Bullying at Work
11 February 2021
Bullying and it’s affects on employees is a recognised workplace hazard
IN 2014, IRELAND was named the 7th worst country in Europe for workplace bullying, while in 2018, a study found that two in five people experienced bullying in their work environment.
The Health & Safety Authority have published a new code of practice (replacing the 2007 publication) entitled Code of Practice for Employers and Employees on the Prevention and Resolution of Bullying at Work
The purpose of the Code is to provide guidance for employers, employees and their representatives on good practice and procedures for identifying, preventing, addressing and resolving issues around workplace bullying.
Bullying activities involve actions and behavioral patterns, directly or indirectly, spoken and/or written and could include the use of cyber or digital means for the goal of bullying. Such bullying events, delivered through cyber means, may also be covered by the requirements of the 2005 Act. Behaviour which makes for a bullying pattern will likely include not just one but a range of the following behaviours
- Exclusion with negative consequences
- Verbal abuse/insults in being treated less favourably than colleagues in similar roles
- Belittling a person’s opinion
- Disseminating malicious rumours, gossip or innuendo
- Socially excluding or isolating a person within the work sphere
- Intrusion – pestering, spying or stalking n Intimidation/aggressive interactions
- Excessive monitoring of work
- Withholding information necessary for proper performance of a person’s job
- Repeatedly manipulating a person’s job content and targets

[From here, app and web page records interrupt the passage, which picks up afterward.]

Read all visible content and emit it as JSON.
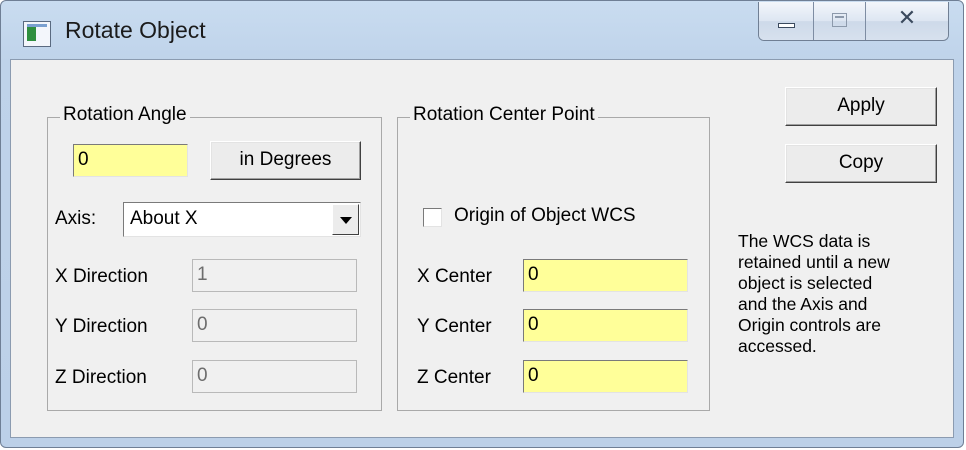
{
  "window": {
    "title": "Rotate Object",
    "close_glyph": "✕"
  },
  "rotation_angle": {
    "group_title": "Rotation Angle",
    "angle_value": "0",
    "units_button": "in Degrees",
    "axis_label": "Axis:",
    "axis_selected": "About X",
    "x_direction_label": "X Direction",
    "x_direction_value": "1",
    "y_direction_label": "Y Direction",
    "y_direction_value": "0",
    "z_direction_label": "Z Direction",
    "z_direction_value": "0"
  },
  "rotation_center": {
    "group_title": "Rotation Center Point",
    "origin_checkbox_label": "Origin of Object WCS",
    "origin_checked": false,
    "x_center_label": "X Center",
    "x_center_value": "0",
    "y_center_label": "Y Center",
    "y_center_value": "0",
    "z_center_label": "Z Center",
    "z_center_value": "0"
  },
  "actions": {
    "apply_label": "Apply",
    "copy_label": "Copy"
  },
  "info": {
    "lines": [
      "The WCS data is",
      "retained until a new",
      "object is selected",
      "and the Axis and",
      "Origin controls are",
      "accessed."
    ]
  },
  "colors": {
    "input_highlight": "#ffff99",
    "window_frame": "#c9dcf0",
    "dialog_face": "#f0f0f0"
  }
}
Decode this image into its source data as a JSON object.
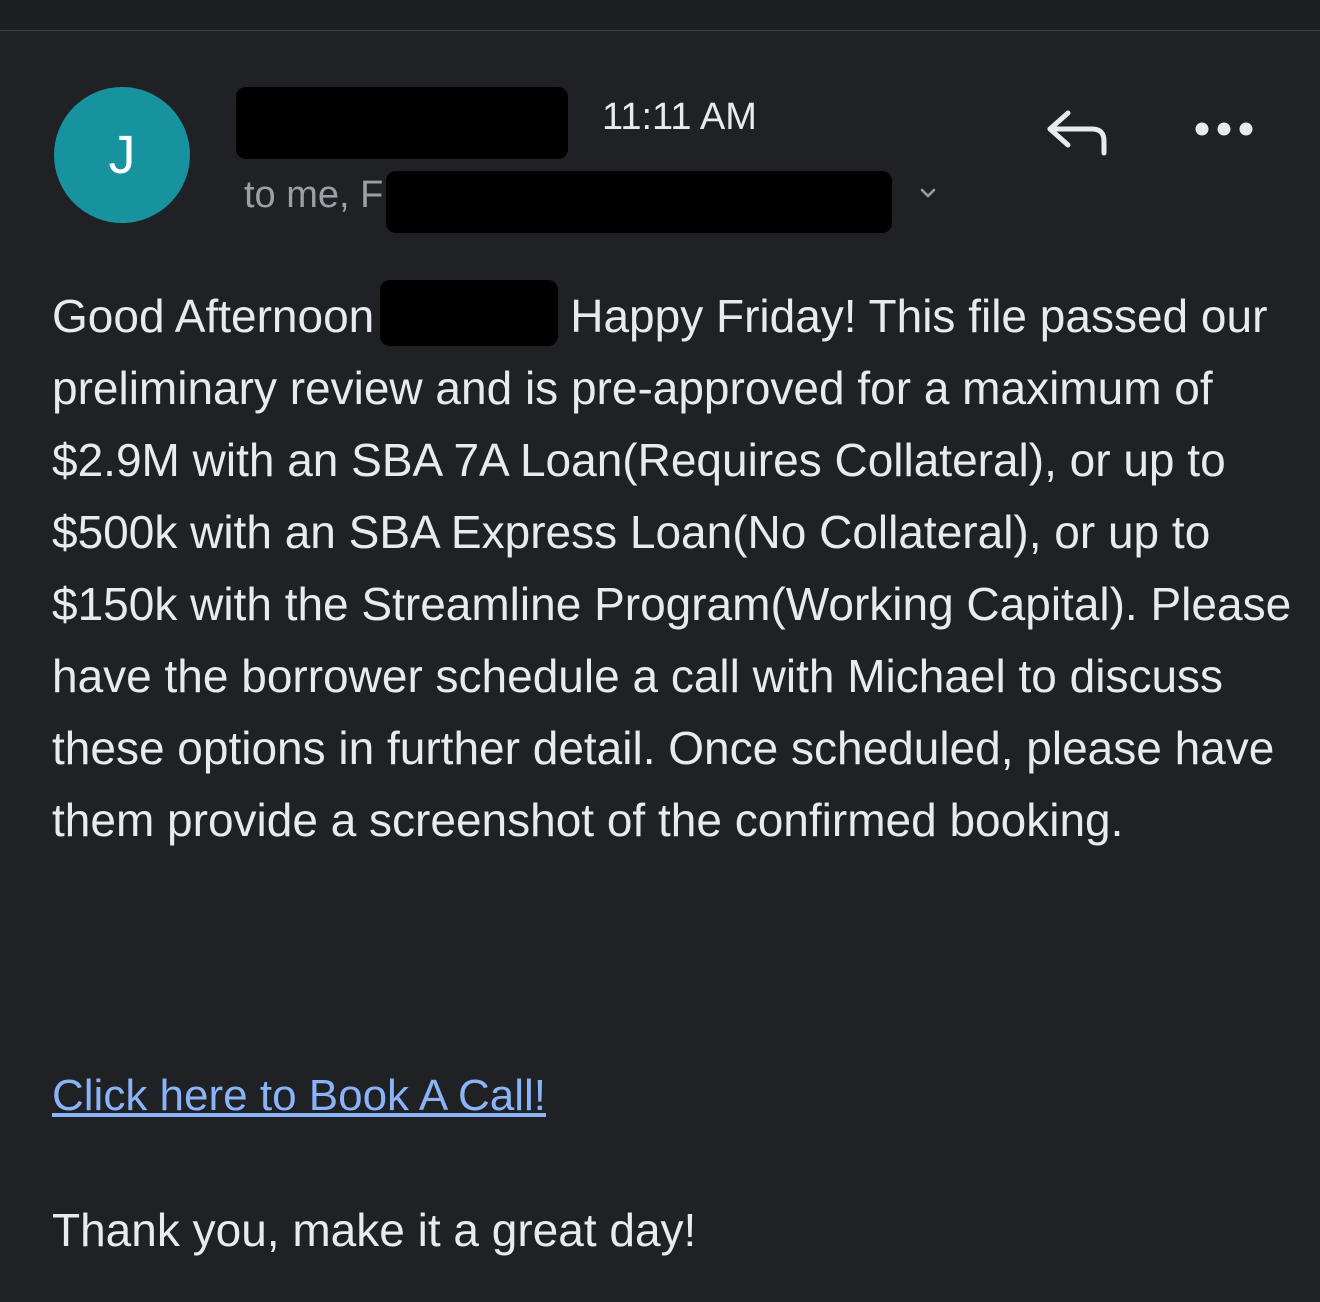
{
  "email": {
    "sender_initial": "J",
    "time": "11:11 AM",
    "to_prefix": "to me, F",
    "greeting": "Good Afternoon",
    "body_first_line_rest": "Happy Friday! This file passed",
    "body_rest": "our preliminary review and is pre-approved for a maximum of $2.9M with an SBA 7A Loan(Requires Collateral), or up to $500k with an SBA Express Loan(No Collateral), or up to $150k with the Streamline Program(Working Capital). Please have the borrower schedule a call with Michael to discuss these options in further detail. Once scheduled, please have them provide a screenshot of the confirmed booking.",
    "link_text": "Click here to Book A Call!",
    "signoff": "Thank you, make it a great day!"
  },
  "icons": {
    "avatar": "avatar",
    "reply": "reply-icon",
    "more": "more-options-icon",
    "expand": "chevron-down-icon"
  },
  "colors": {
    "background": "#202124",
    "avatar": "#16939e",
    "link": "#8ab4f8",
    "muted_text": "#9aa0a6"
  }
}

- Blaming a person for things beyond their control
- Use of aggressive and obscene language
- Other menacing behaviour
What is harassment at work?
The interchangeable use of the words harassment and bullying can lead to a misunderstanding of what each one relates to. They are legally distinct concepts and so a behaviour can be deemed either bullying or harassment, not both.
The effects of bullying on the business can include:
- high turnover of staff, high absenteeism and/or poor morale,
- mismanagement or poor management of relationships in the workplace
bullying is more likely to be a factor in workplaces that do not have an effective management system based on respect and awareness or sensitivity to the impact of behaviour on others,
- gender/age/status imbalance,
- other factors – composition of the workforce, interface with the public, history of tolerance of unacceptable behaviour, lack of/inadequate procedures or no adherence to procedures, and
- absence of clear reporting structures and clear job/role descriptions.
What should employers do?
- Ensure there is an Ant- Bullying Policy in place and it is communicated effectively to all
- Ensure there is a number of points of contacts available for people to communicate instances of potential bullying
- Provide the appropriate training to staff in management roles so they are aware of what is acceptable behaviour and what is not